Symptom Management - Loss of Strength

The following content is from A Caregiver's Guide: A Handbook about End-of-Life Care. It has been reproduced here with permission from The Military and Hospitaller Order of Saint Lazarus of Jerusalem and the Canadian Hospice Palliative Care Association.

Loss of strength may be a result of the advancing progressive illness or come from weakened muscles after a prolonged stay in bed. It usually occurs gradually, but can sometimes happen over just a few days.

What you may expect

A person who was once active and independent will usually have difficulty adjusting to the physical limitations of a progressive illness. If you understand how weakness affects the body, you can plan your care accordingly.

  • Tiredness is common after activities that once were easy.
  • The person may need help to walk, bath or dress, or may need to be cared for in bed.
  • It may be difficult for the person to move in bed and get from one place to another.
  • Frustration with physical limitations may make the person irritable during situations that would normally pass unnoticed.

How you can offer comfort and care

Your care will focus on helping your loved one save and space out energy during activities.

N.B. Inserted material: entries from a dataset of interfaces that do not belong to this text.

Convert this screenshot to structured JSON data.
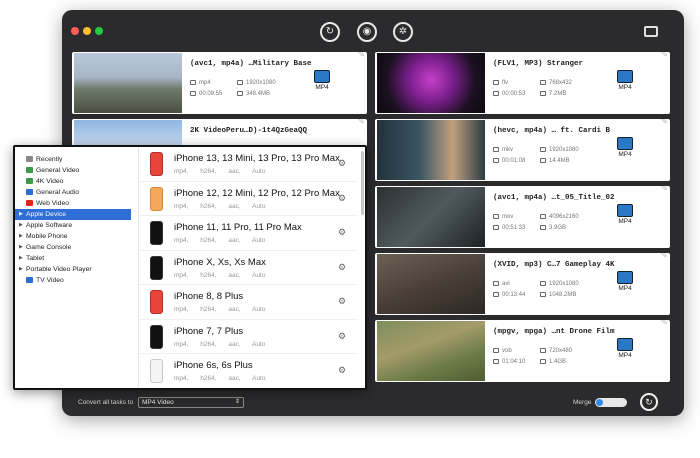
{
  "toolbar": {
    "convert_icon": "convert-icon",
    "dvd_icon": "dvd-icon",
    "film_icon": "film-reel-icon",
    "toolbox_icon": "toolbox-icon"
  },
  "left_files": [
    {
      "title": "(avc1, mp4a) …Military Base",
      "container": "mp4",
      "resolution": "1920x1080",
      "duration": "00:09:55",
      "size": "348.4MB",
      "target": "MP4"
    },
    {
      "title": "2K VideoPeru…D)-1t4QzGeaQQ",
      "container": "",
      "resolution": "",
      "duration": "",
      "size": "",
      "target": ""
    }
  ],
  "right_files": [
    {
      "title": "(FLV1, MP3) Stranger",
      "container": "flv",
      "resolution": "768x432",
      "duration": "00:00:53",
      "size": "7.2MB",
      "target": "MP4"
    },
    {
      "title": "(hevc, mp4a) … ft. Cardi B",
      "container": "mkv",
      "resolution": "1920x1080",
      "duration": "00:01:08",
      "size": "14.4MB",
      "target": "MP4"
    },
    {
      "title": "(avc1, mp4a) …t_05_Title_02",
      "container": "mov",
      "resolution": "4096x2160",
      "duration": "00:51:33",
      "size": "3.9GB",
      "target": "MP4"
    },
    {
      "title": "(XVID, mp3) C…7 Gameplay 4K",
      "container": "avi",
      "resolution": "1920x1080",
      "duration": "00:13:44",
      "size": "1048.2MB",
      "target": "MP4"
    },
    {
      "title": "(mpgv, mpga) …nt Drone Film",
      "container": "vob",
      "resolution": "720x480",
      "duration": "01:04:10",
      "size": "1.4GB",
      "target": "MP4"
    }
  ],
  "categories": [
    {
      "label": "Recently",
      "icon": "clock-icon",
      "color": "#888888"
    },
    {
      "label": "General Video",
      "icon": "video-icon",
      "color": "#3a9a4a"
    },
    {
      "label": "4K Video",
      "icon": "4k-icon",
      "color": "#3a9a4a"
    },
    {
      "label": "General Audio",
      "icon": "music-icon",
      "color": "#2e6ed6"
    },
    {
      "label": "Web Video",
      "icon": "youtube-icon",
      "color": "#e62117"
    },
    {
      "label": "Apple Device",
      "icon": "",
      "color": ""
    },
    {
      "label": "Apple Software",
      "icon": "",
      "color": ""
    },
    {
      "label": "Mobile Phone",
      "icon": "",
      "color": ""
    },
    {
      "label": "Game Console",
      "icon": "",
      "color": ""
    },
    {
      "label": "Tablet",
      "icon": "",
      "color": ""
    },
    {
      "label": "Portable Video Player",
      "icon": "",
      "color": ""
    },
    {
      "label": "TV Video",
      "icon": "tv-icon",
      "color": "#2e6ed6"
    }
  ],
  "selected_category": "Apple Device",
  "devices": [
    {
      "name": "iPhone 13, 13 Mini, 13 Pro, 13 Pro Max",
      "specs": [
        "mp4,",
        "h264,",
        "aac,",
        "Auto"
      ],
      "style": "red"
    },
    {
      "name": "iPhone 12, 12 Mini, 12 Pro, 12 Pro Max",
      "specs": [
        "mp4,",
        "h264,",
        "aac,",
        "Auto"
      ],
      "style": "orange"
    },
    {
      "name": "iPhone 11, 11 Pro, 11 Pro Max",
      "specs": [
        "mp4,",
        "h264,",
        "aac,",
        "Auto"
      ],
      "style": "black"
    },
    {
      "name": "iPhone X, Xs, Xs Max",
      "specs": [
        "mp4,",
        "h264,",
        "aac,",
        "Auto"
      ],
      "style": "black"
    },
    {
      "name": "iPhone 8, 8 Plus",
      "specs": [
        "mp4,",
        "h264,",
        "aac,",
        "Auto"
      ],
      "style": "red"
    },
    {
      "name": "iPhone 7, 7 Plus",
      "specs": [
        "mp4,",
        "h264,",
        "aac,",
        "Auto"
      ],
      "style": "black"
    },
    {
      "name": "iPhone 6s, 6s Plus",
      "specs": [
        "mp4,",
        "h264,",
        "aac,",
        "Auto"
      ],
      "style": "white"
    }
  ],
  "bottom": {
    "convert_label": "Convert all tasks to",
    "convert_value": "MP4 Video",
    "merge_label": "Merge"
  }
}
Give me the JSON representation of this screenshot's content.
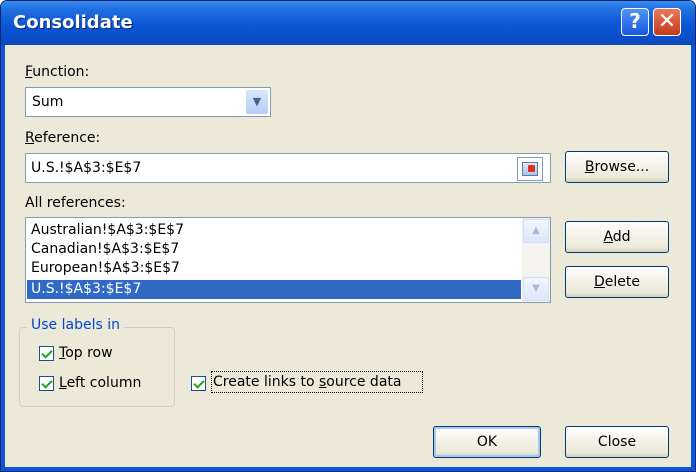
{
  "window": {
    "title": "Consolidate",
    "help_glyph": "?",
    "close_glyph": "✕"
  },
  "function": {
    "label_mnemonic": "F",
    "label_rest": "unction:",
    "value": "Sum",
    "options_visible": [
      "Sum"
    ]
  },
  "reference": {
    "label_mnemonic": "R",
    "label_rest": "eference:",
    "value": "U.S.!$A$3:$E$7"
  },
  "all_references": {
    "label": "All references:",
    "items": [
      {
        "text": "Australian!$A$3:$E$7",
        "selected": false
      },
      {
        "text": "Canadian!$A$3:$E$7",
        "selected": false
      },
      {
        "text": "European!$A$3:$E$7",
        "selected": false
      },
      {
        "text": "U.S.!$A$3:$E$7",
        "selected": true
      }
    ]
  },
  "buttons": {
    "browse": {
      "mnemonic": "B",
      "rest": "rowse..."
    },
    "add": {
      "mnemonic": "A",
      "rest": "dd"
    },
    "delete": {
      "mnemonic": "D",
      "rest": "elete"
    },
    "ok": "OK",
    "close": "Close"
  },
  "use_labels": {
    "title": "Use labels in",
    "top_row": {
      "mnemonic": "T",
      "rest": "op row",
      "checked": true
    },
    "left_column": {
      "mnemonic": "L",
      "rest": "eft column",
      "checked": true
    }
  },
  "create_links": {
    "pre": "Create links to ",
    "mnemonic": "s",
    "post": "ource data",
    "checked": true
  },
  "icons": {
    "collapse_dialog": "collapse-dialog-icon",
    "scroll_up": "scroll-up-arrow-icon",
    "scroll_down": "scroll-down-arrow-icon",
    "combo_arrow": "chevron-down-icon"
  },
  "colors": {
    "titlebar": "#0b56d6",
    "selection": "#316ac5",
    "dialog_bg": "#ece9d8",
    "groupbox_title": "#0046d5",
    "checkmark": "#21a121"
  }
}
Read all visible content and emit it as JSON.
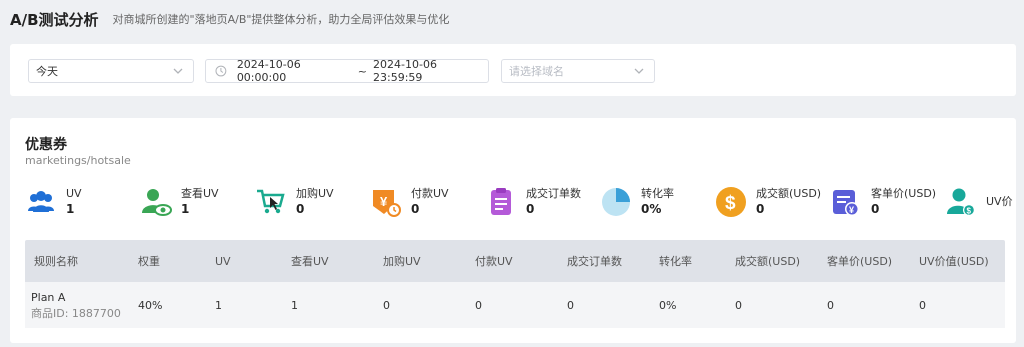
{
  "header": {
    "title": "A/B测试分析",
    "description": "对商城所创建的\"落地页A/B\"提供整体分析，助力全局评估效果与优化"
  },
  "filters": {
    "period": "今天",
    "date_start": "2024-10-06 00:00:00",
    "date_separator": "~",
    "date_end": "2024-10-06 23:59:59",
    "domain_placeholder": "请选择域名"
  },
  "section": {
    "title": "优惠券",
    "subtitle": "marketings/hotsale"
  },
  "metrics": [
    {
      "label": "UV",
      "value": "1",
      "icon": "users-icon",
      "color": "#1f6fd6"
    },
    {
      "label": "查看UV",
      "value": "1",
      "icon": "user-view-icon",
      "color": "#3aa655"
    },
    {
      "label": "加购UV",
      "value": "0",
      "icon": "cart-icon",
      "color": "#1aaa8f"
    },
    {
      "label": "付款UV",
      "value": "0",
      "icon": "payment-icon",
      "color": "#f08a24"
    },
    {
      "label": "成交订单数",
      "value": "0",
      "icon": "order-icon",
      "color": "#b45ad8"
    },
    {
      "label": "转化率",
      "value": "0%",
      "icon": "pie-icon",
      "color": "#3aa0d8"
    },
    {
      "label": "成交额(USD)",
      "value": "0",
      "icon": "dollar-icon",
      "color": "#f0a020"
    },
    {
      "label": "客单价(USD)",
      "value": "0",
      "icon": "receipt-icon",
      "color": "#5a5ed8"
    },
    {
      "label": "UV价",
      "value": "",
      "icon": "user-value-icon",
      "color": "#18a89a"
    }
  ],
  "table": {
    "headers": [
      "规则名称",
      "权重",
      "UV",
      "查看UV",
      "加购UV",
      "付款UV",
      "成交订单数",
      "转化率",
      "成交额(USD)",
      "客单价(USD)",
      "UV价值(USD)"
    ],
    "rows": [
      {
        "name": "Plan A",
        "product_id": "商品ID: 1887700",
        "weight": "40%",
        "uv": "1",
        "view_uv": "1",
        "cart_uv": "0",
        "pay_uv": "0",
        "orders": "0",
        "conversion": "0%",
        "revenue": "0",
        "aov": "0",
        "uv_value": "0"
      }
    ]
  }
}
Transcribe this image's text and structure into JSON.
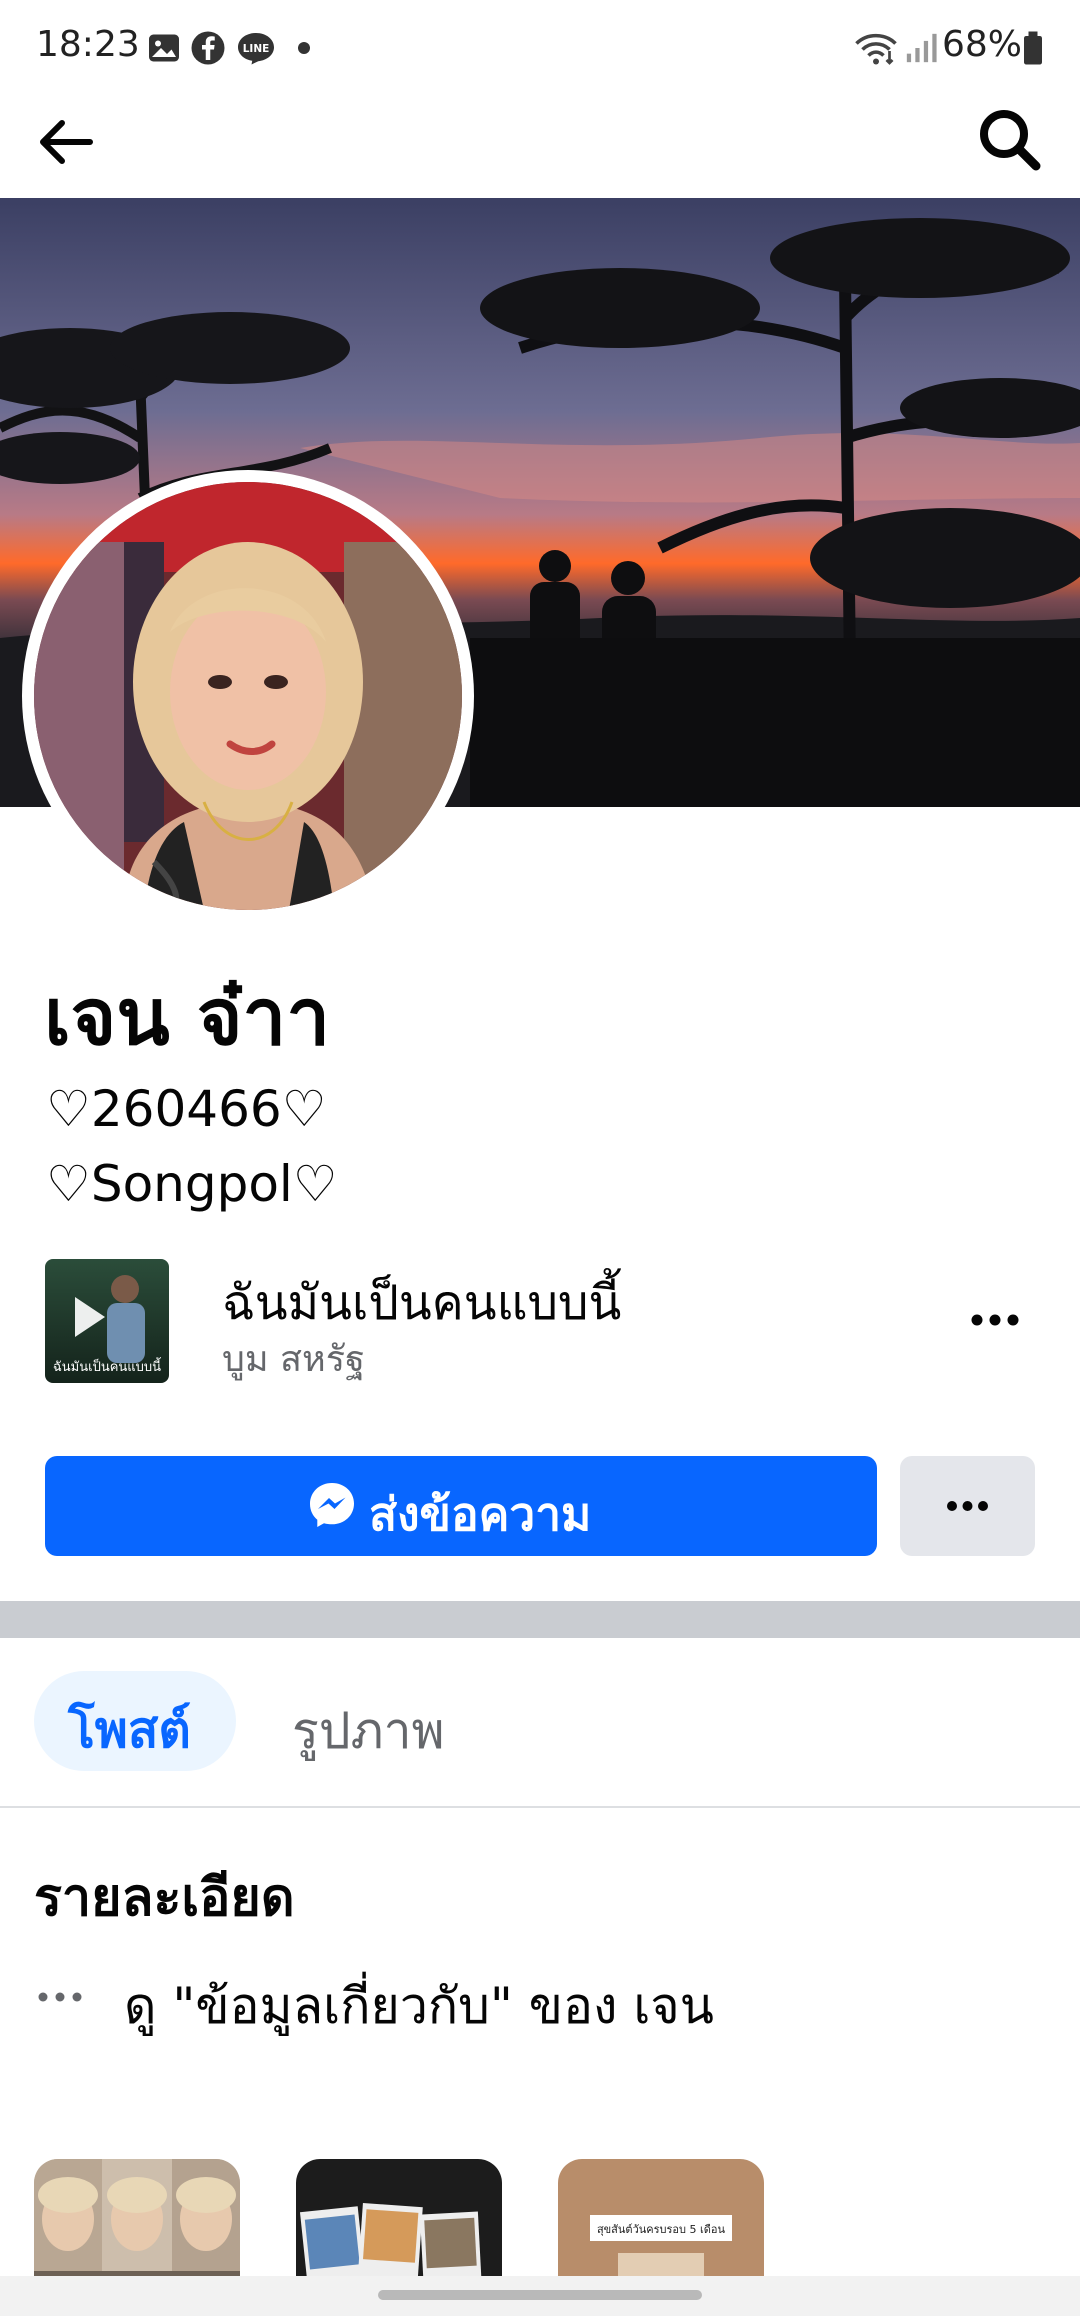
{
  "status_bar": {
    "time": "18:23",
    "battery": "68%",
    "notification_icons": [
      "gallery-icon",
      "facebook-icon",
      "line-icon",
      "dot-icon"
    ],
    "system_icons": [
      "wifi-icon",
      "signal-icon",
      "battery-icon"
    ]
  },
  "profile": {
    "name": "เจน จ๋าา",
    "bio_line1": "♡260466♡",
    "bio_line2": "♡Songpol♡"
  },
  "profile_music": {
    "title": "ฉันมันเป็นคนแบบนี้",
    "artist": "บูม สหรัฐ",
    "thumb_text": "ฉันมันเป็นคนแบบนี้"
  },
  "actions": {
    "message_label": "ส่งข้อความ"
  },
  "tabs": [
    {
      "label": "โพสต์",
      "selected": true
    },
    {
      "label": "รูปภาพ",
      "selected": false
    }
  ],
  "details": {
    "title": "รายละเอียด",
    "about_link": "ดู \"ข้อมูลเกี่ยวกับ\" ของ เจน"
  },
  "featured": {
    "third_caption": "สุขสันต์วันครบรอบ 5 เดือน"
  },
  "colors": {
    "accent": "#0866ff",
    "tab_selected_bg": "#ebf5ff",
    "secondary_button": "#e4e6eb",
    "divider": "#c9ccd1",
    "secondary_text": "#65676b"
  }
}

  • Ask a member of the health care team to teach you techniques for helping a person move more easily while conserving energy.
  • Reassure the person that you wish to help. Someone who is losing strength often becomes upset about being dependent.
  • Put a bell, a spoon and tin plate, or anything that can be used to make a noise to call you when needed. Baby monitors also work well.
  • Remind the person about the need to limit activities and to rest before doing any activity.
  • Ask a member of your health care team if a walker, wheelchair or other aids would help. You may be able to buy or rent equipment. (see Appendix VI Further Medical, Legal and Financial Provincial Contacts, page 154).​​